7. Nature development in an unnatural country

(click to read the whole item)

We visit the Hoeksche Waard (a polder south-east of Rotterdam), coming face to face with typical Dutch landscapes. We meet a landscape of polders, dikes, meadows and trees, visiting an agro-biodiversity project in the ‘Hoeksche Waard’, where arable farmers get paid to grow flower borders on their fields. On a 400 hectare subsystem, a network of permanent field margins sown with different grass and wild flower mixtures has been laid down. Field margins can attract and conserve predators and parasitoids, and thus contribute to pest suppression.

We will have our lunch at the "Knowledge Centre National Landscape. Next, we turn to the island of Tiengemeten, located in the Haringvliet, an estuary formed by the rivers Rhine, Maas and Schelde in the southwest of the Netherlands. The island covers 300 hectares of grassy marshes an reed outside the dikes and inside the dikes roughly 1000 hectares of pastureland, which is spectacular reformed into a natural area. The island is divided into three main areas: Weemoed ('wistfulness'), Weelde (‘wealth’) and Wildernis ('wilderness').
The island’s metamorphosis has cost nearly 6.8 million euros. The project’s objective was to create a 1000-hectare freshwater tidal region, made up of freshwater tidal pools, reed and rush marshes, willow tidal brushlands and tidal forests – broken up here and there by grasslands.

http://www.hwl.nl/
http://www.tiengemeten.com/html/English

 

8. Beyond sustainability: paper products and the Cradle to Cradle philosophy

(click to read the whole item)

max: 20 persons
Using the brand name Satino, the Van Houtum factory in Swalmen, in the south-east of the Netherlands produces paper towels, tissues, and other products for personal hygiene. They use waste paper to produce biologically degradable hygienic paper products.

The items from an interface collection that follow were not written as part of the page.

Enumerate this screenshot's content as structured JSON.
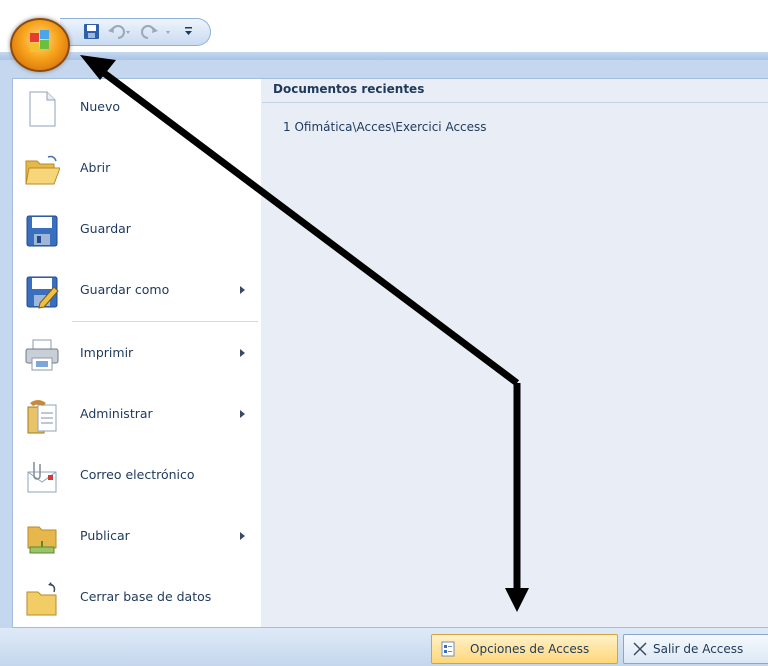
{
  "quick_access": {
    "icons": [
      "save-icon",
      "undo-icon",
      "redo-icon",
      "customize-icon"
    ]
  },
  "office_button": {
    "icon": "office-logo"
  },
  "menu": {
    "items": [
      {
        "label": "Nuevo",
        "icon": "new-document-icon",
        "has_submenu": false
      },
      {
        "label": "Abrir",
        "icon": "open-folder-icon",
        "has_submenu": false
      },
      {
        "label": "Guardar",
        "icon": "save-icon",
        "has_submenu": false
      },
      {
        "label": "Guardar como",
        "icon": "save-as-icon",
        "has_submenu": true
      },
      {
        "label": "Imprimir",
        "icon": "printer-icon",
        "has_submenu": true
      },
      {
        "label": "Administrar",
        "icon": "manage-icon",
        "has_submenu": true
      },
      {
        "label": "Correo electrónico",
        "icon": "email-icon",
        "has_submenu": false
      },
      {
        "label": "Publicar",
        "icon": "publish-icon",
        "has_submenu": true
      },
      {
        "label": "Cerrar base de datos",
        "icon": "close-database-icon",
        "has_submenu": false
      }
    ]
  },
  "recent": {
    "title": "Documentos recientes",
    "items": [
      "1 Ofimática\\Acces\\Exercici Access"
    ]
  },
  "bottom": {
    "options_label": "Opciones de Access",
    "exit_label": "Salir de Access"
  },
  "colors": {
    "accent": "#c4d7ee",
    "office_button": "#f7a21a",
    "options_button": "#ffd779",
    "annotation_arrow": "#000000"
  }
}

By focusing on the three P's (people, planet and profit) equally, they have become a good example of business according to the Cradle Cradle philosophy. To put it in simple terms, they use waste products, clean them, make biodegradable products out of the main materials and sell or use the by-products from the cleaning process to other producing companies.

They show it is possible to have a profitable company while helping the environment and the people. With this excursion you will here and see for yourselves what they do, how they do it and why.

http://www.vanhoutumpapier.com/Default.aspx?page=1